Many parents have probably already heard from their child that the lunch program isn’t filling any more. They don’t feel satisfied.
While all students eat differently, the goal of the program was never for children to feel stuffed and groggy as they return to their classrooms. The new meals are balanced and, if a child selects from each category, he or she will be eating a healthy meal that will help them perform at their levels in class
What Has changed at Cazenovia?
Chartwells School Dining Services is the new manager of the food service department at Cazenovia. The company, which is a USDA National Strategic Partner, consistently meets or exceeds many of the new requirements for school meals. Here’s an overview of how the Healthy, Hunger Free Kids Act will roll out at Cazenovia this year:

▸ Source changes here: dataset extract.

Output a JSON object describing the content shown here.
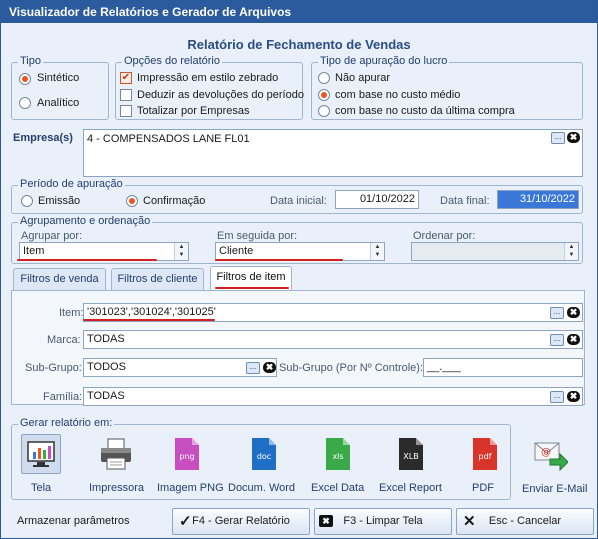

• New grade groups for menu planning will be aimed at ensuring students receive age-appropriate portions and nutrients.
Changes in specific serving sizes might mean some smaller portion sizes on some items, like burritos, wraps, sub sandwiches, hot meat sandwiches, calzones/strombolis and pasta dishes.
• Students must select foods from five food groups: fruits, vegetables, protein, whole grains and milk. Student meals must contain at least three of the five food groups – and one of their choices must be from fruit and/or vegetable group. If no fruit or vegetable is selected, the student will pay the individual item prices for foods instead of the complete meal price.
• Students need to select at least ½ cup of fruit or vegetable to make up a complete meal. All students will be offered double the amount of fruits and vegetables with meals. Colorful fruits and vegetables provide essential vitamins and minerals important for growth and development during childhood. Fruit and vegetables that include dark greens, orange starchy vegetables and legumes are packed with nutrients.
• Menus will offer specific amounts of whole grains and proteins that meet the federal requirements. The new regulations require that half of grains offered at lunch be whole grains. For some breads and meats, students might see smaller size portions.
Chartwells offers a variety of whole grains like their trademark whole-grain pizza crust – PIZZAM!, rolls, muffins, pancakes, waffles and whole-grain/reduced sugar cereals.
• The food service continues to work with food manufacturers to reformulate food products including lower sodium sauces and spreads. Chartwells’ chefs and registered dietitians continually create new recipes that use non-salt seasonings and herbs to replace and reduce salt.
• The lunch program only serves food products and ingredients that contain zero grams of trans fats per serving and we encourage the use of healthy fats and oils.
It is important to limit unhealthy fats such as saturated and trans fat because eating too many can lead to heart disease and high cholesterol, as well as other chronic diseases.
Meal prices were raised this year because of the new federal requirements and increases in food and transportation costs. The price of a school breakfast and lunch was increased this year. Cazenovia parents and students, however, still receive a bargain for their breakfast and lunch prices: breakfasts will cost $1.65 each and lunches will be $1.90 each. Meal prices are set annually by the Cazenovia CSD.
Cazenovia CSD is dedicated to providing quality, nutritious meals that students will enjoy and choose to eat. We hope you will encourage your children to try new fruits and vegetables and you will join us for a meal at school to see the changes for yourself.
If you have questions or concerns, please feel free to contact the Director of Dining Services, Deborah Fernan, via email at email@example.com.